Search the material below for lines containing the string "Image", and copy every one you find.

****************************************

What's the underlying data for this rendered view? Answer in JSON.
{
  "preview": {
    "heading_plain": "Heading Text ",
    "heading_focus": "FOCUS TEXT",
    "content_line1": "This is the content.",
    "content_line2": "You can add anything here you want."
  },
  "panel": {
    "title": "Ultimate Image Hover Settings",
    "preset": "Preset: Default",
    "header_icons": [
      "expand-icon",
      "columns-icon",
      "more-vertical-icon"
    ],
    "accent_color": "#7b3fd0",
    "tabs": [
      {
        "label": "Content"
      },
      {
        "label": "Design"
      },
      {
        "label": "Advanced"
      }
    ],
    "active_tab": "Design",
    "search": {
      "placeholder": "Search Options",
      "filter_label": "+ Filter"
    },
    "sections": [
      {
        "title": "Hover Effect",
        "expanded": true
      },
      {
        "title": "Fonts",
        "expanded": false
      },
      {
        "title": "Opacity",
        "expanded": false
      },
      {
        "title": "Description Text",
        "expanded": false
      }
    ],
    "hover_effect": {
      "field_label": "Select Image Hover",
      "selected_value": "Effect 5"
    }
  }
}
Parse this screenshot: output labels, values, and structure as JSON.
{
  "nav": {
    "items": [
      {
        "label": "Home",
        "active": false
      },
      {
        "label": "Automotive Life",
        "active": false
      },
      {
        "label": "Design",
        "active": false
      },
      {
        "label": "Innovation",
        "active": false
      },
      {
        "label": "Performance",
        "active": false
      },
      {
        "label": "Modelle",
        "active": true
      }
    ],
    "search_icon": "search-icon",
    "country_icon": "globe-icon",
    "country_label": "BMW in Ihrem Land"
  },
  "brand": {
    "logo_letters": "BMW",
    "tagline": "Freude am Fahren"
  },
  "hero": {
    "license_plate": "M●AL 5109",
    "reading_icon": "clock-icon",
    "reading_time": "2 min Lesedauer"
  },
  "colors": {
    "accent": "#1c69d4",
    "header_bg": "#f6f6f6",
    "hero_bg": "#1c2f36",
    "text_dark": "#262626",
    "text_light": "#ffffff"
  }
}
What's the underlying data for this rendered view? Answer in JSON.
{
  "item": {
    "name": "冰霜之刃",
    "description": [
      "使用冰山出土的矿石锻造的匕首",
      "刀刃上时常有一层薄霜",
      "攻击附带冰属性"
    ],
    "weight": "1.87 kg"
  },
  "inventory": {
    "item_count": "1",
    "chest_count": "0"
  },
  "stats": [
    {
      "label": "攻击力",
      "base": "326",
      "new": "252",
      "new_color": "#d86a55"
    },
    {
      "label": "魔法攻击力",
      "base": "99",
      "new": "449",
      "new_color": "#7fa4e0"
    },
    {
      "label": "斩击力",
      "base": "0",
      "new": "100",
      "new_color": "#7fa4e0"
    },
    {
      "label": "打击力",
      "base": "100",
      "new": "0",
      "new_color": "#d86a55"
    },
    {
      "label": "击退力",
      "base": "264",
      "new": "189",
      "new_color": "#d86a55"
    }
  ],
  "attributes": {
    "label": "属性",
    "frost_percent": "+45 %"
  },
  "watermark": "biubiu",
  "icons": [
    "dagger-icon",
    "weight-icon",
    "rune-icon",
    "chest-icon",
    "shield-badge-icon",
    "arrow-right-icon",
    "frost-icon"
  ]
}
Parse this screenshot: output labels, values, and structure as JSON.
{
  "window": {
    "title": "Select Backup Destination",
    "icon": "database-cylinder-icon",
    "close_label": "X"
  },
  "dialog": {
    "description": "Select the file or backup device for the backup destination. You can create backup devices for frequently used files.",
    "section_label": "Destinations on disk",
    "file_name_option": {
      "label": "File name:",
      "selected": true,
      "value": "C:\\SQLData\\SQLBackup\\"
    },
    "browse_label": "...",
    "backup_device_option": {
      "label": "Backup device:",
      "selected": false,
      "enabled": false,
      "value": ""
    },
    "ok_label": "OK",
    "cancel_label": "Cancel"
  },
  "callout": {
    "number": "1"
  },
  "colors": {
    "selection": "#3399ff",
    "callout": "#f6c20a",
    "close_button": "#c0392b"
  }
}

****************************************

- Task output
    "title": "Ultimate Image Hover Settings",
      "field_label": "Select Image Hover",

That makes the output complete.